“Each team falls in love with their idea, so you end up with three or four groups thinking that theirs is the best solution,” noted Dallam. “But as their ideas develop, we have them trade — and then trade again.”
Defending others’ work dissuades designers from becoming married to their own ideas and helps them see the merits of others’. Designers develop an equal basis for evaluating the pros and cons of each option to assess value and causal relationships, which are crucial to integrative thinking.
Take time to recognize, challenge, argue and defend motivations. “Instead of quickly compromising —which is the way it’s been done for many, many years — now we’re really differentiating the ability to satisfy everyone’s needs. It takes a lot more time and a lot of arguing,” Huang said.
The arguing focuses on asking the whys behind a decision. More questions are posed further into the process. Instead of evaluating design decisions, teams evaluate design motivations.

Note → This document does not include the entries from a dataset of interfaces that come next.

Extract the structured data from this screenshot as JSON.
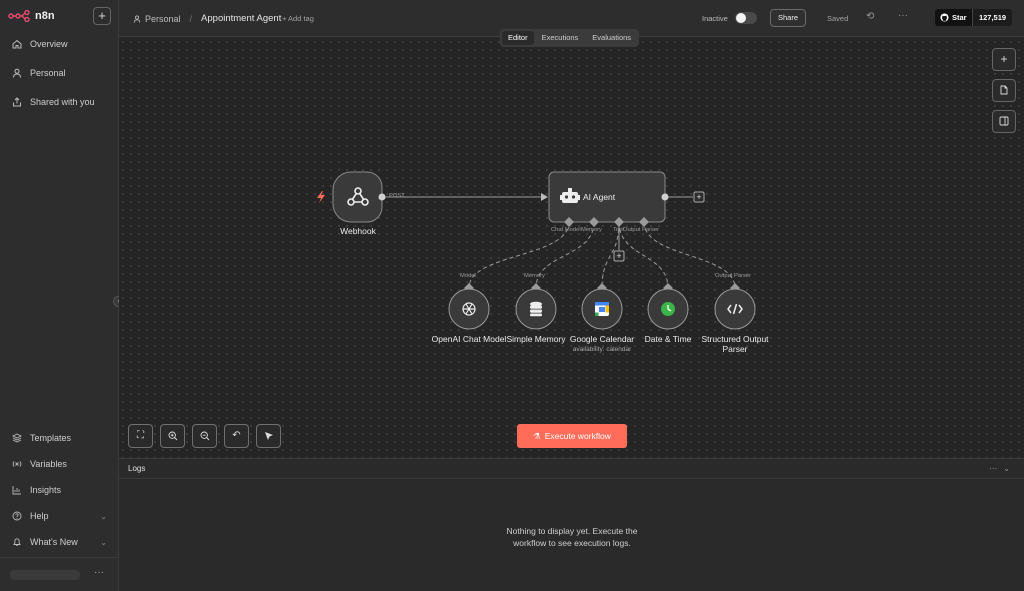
{
  "app": {
    "name": "n8n"
  },
  "sidebar": {
    "items": [
      {
        "label": "Overview",
        "icon": "home-icon"
      },
      {
        "label": "Personal",
        "icon": "user-icon"
      },
      {
        "label": "Shared with you",
        "icon": "share-icon"
      }
    ],
    "bottom_items": [
      {
        "label": "Templates",
        "icon": "templates-icon"
      },
      {
        "label": "Variables",
        "icon": "variables-icon"
      },
      {
        "label": "Insights",
        "icon": "insights-icon"
      },
      {
        "label": "Help",
        "icon": "help-icon"
      },
      {
        "label": "What's New",
        "icon": "bell-icon"
      }
    ]
  },
  "topbar": {
    "breadcrumb_project": "Personal",
    "separator": "/",
    "workflow_name": "Appointment Agent",
    "add_tag": "+ Add tag",
    "status_label": "Inactive",
    "share_label": "Share",
    "saved_label": "Saved",
    "github_star": "Star",
    "github_count": "127,519"
  },
  "tabs": [
    {
      "label": "Editor",
      "active": true
    },
    {
      "label": "Executions",
      "active": false
    },
    {
      "label": "Evaluations",
      "active": false
    }
  ],
  "nodes": {
    "webhook": {
      "label": "Webhook",
      "port_label": "POST"
    },
    "agent": {
      "label": "AI Agent",
      "ports": [
        "Chat Model",
        "Memory",
        "Tool",
        "Output Parser"
      ]
    },
    "subnodes": [
      {
        "label": "OpenAI Chat Model",
        "port": "Model",
        "sub": "",
        "icon": "openai-icon"
      },
      {
        "label": "Simple Memory",
        "port": "Memory",
        "sub": "",
        "icon": "database-icon"
      },
      {
        "label": "Google Calendar",
        "port": "",
        "sub": "availability: calendar",
        "icon": "google-calendar-icon"
      },
      {
        "label": "Date & Time",
        "port": "",
        "sub": "",
        "icon": "clock-icon"
      },
      {
        "label": "Structured Output Parser",
        "port": "Output Parser",
        "sub": "",
        "icon": "code-icon"
      }
    ]
  },
  "canvas": {
    "execute_label": "Execute workflow"
  },
  "logs": {
    "title": "Logs",
    "empty_message": "Nothing to display yet. Execute the workflow to see execution logs."
  },
  "colors": {
    "accent": "#ff6d5a",
    "canvas_bg": "#252525",
    "sidebar_bg": "#2d2d2d",
    "calendar_green": "#3bb54a"
  }
}
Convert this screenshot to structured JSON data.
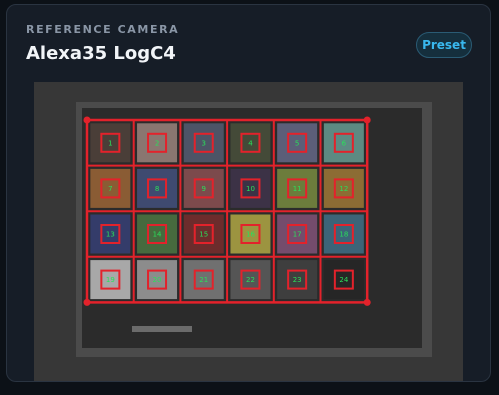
{
  "header": {
    "eyebrow": "REFERENCE CAMERA",
    "title": "Alexa35 LogC4",
    "preset_label": "Preset"
  },
  "accent_color": "#39b8ee",
  "grid_line_color": "#e3222b",
  "label_color": "#29e05a",
  "patches": [
    {
      "label": "1",
      "color": "#4a3e38"
    },
    {
      "label": "2",
      "color": "#8a7670"
    },
    {
      "label": "3",
      "color": "#4d5466"
    },
    {
      "label": "4",
      "color": "#444a38"
    },
    {
      "label": "5",
      "color": "#5c5e78"
    },
    {
      "label": "6",
      "color": "#5d8a82"
    },
    {
      "label": "7",
      "color": "#8a5c34"
    },
    {
      "label": "8",
      "color": "#3f4a70"
    },
    {
      "label": "9",
      "color": "#7c4a4c"
    },
    {
      "label": "10",
      "color": "#3c3246"
    },
    {
      "label": "11",
      "color": "#6c7c3c"
    },
    {
      "label": "12",
      "color": "#8c6c34"
    },
    {
      "label": "13",
      "color": "#343c6a"
    },
    {
      "label": "14",
      "color": "#466a3e"
    },
    {
      "label": "15",
      "color": "#6c2c2c"
    },
    {
      "label": "16",
      "color": "#9c9440"
    },
    {
      "label": "17",
      "color": "#744c6c"
    },
    {
      "label": "18",
      "color": "#3c6478"
    },
    {
      "label": "19",
      "color": "#a8a8a8"
    },
    {
      "label": "20",
      "color": "#8c8c8c"
    },
    {
      "label": "21",
      "color": "#707070"
    },
    {
      "label": "22",
      "color": "#555555"
    },
    {
      "label": "23",
      "color": "#3e3e3e"
    },
    {
      "label": "24",
      "color": "#262626"
    }
  ]
}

Huang cited a dilemma many architects and clients face: whether to devote more resources to pursue a green building that may render it too expensive. By questioning motivation, NBBJ rose above two opposable options and arrived at a third.
In one case, it came down to a tree. To avoid a heat sink, a designer specified an expensive tree because it was a species he liked and was used previously on green roofs. After questioning motivation, the team suggested cheaper but equally effective plants, allowing the client to salvage its green agenda.
Invest in cross-pollinating intelligence. NBBJ’s health care planners create plans for health care facilities, but in doing so, they create adaptable spaces. Thinking of health care planners as experts in creating adaptability has opened the door to consulting on other typologies.
“I want to leverage intelligence across different domains,” Dallam said. “For instance, our retail group was looking for more people and initially thought health care designers were too expensive. Yet, about one week later, they said, ‘Can we have more of these people?’”
Build presentation techniques that reveal new insight for clients and designers. Dallam mentioned that integrating clients as part of the design team is crucial, and yet unquestioned motivations shape clients’ decisions, too. For instance, in the health care industry, if the current environment is working well, there is little motivation to challenge assumptions.
So for one particular project, for example, NBBJ led a series of questions to discover if the assumption that the current exam room was the solution was indeed the best solution. The firm created full-scale prototypes of the current exam room, several incremental improvement options, a radical option, and worked to co-design with the design team (which includes the client) real time in these spaces.
“They could cut this full-scale model, change it on the spot. It was tangible and resonated emotionally. We worked on this mockup together, incrementally, to make it better. Had we not done this, they wouldn’t have been as open to dramatic change,” Dallam said. In the end, the firm didn’t have to sell the radically different design because the client asked for it.
Turning the focus on the designers in this exercise, Dallam added that integrative thinking has helped architects step out of presumptions about presenting to clients:
“Architects are not trained to communicate to the uninitiated. In this exercise, not only did the client use the prototype to make decisions, the design team walked away with insights magnified 10-fold,” Dallam said. “It’s an example of how we’re committed to changing our industry.”
Rosemarie Buchanan is principal of her own communications consultancy, which specializes in helping architecture and design firms identify, frame, and present their stories. Based in Seattle, Buchanan is a former reporter for the Associated Press and business editor. She holds a master of environmental design from Yale University and has written for Architectural Record, the Chicago Tribune, Competitions, the Seattle Times, and others.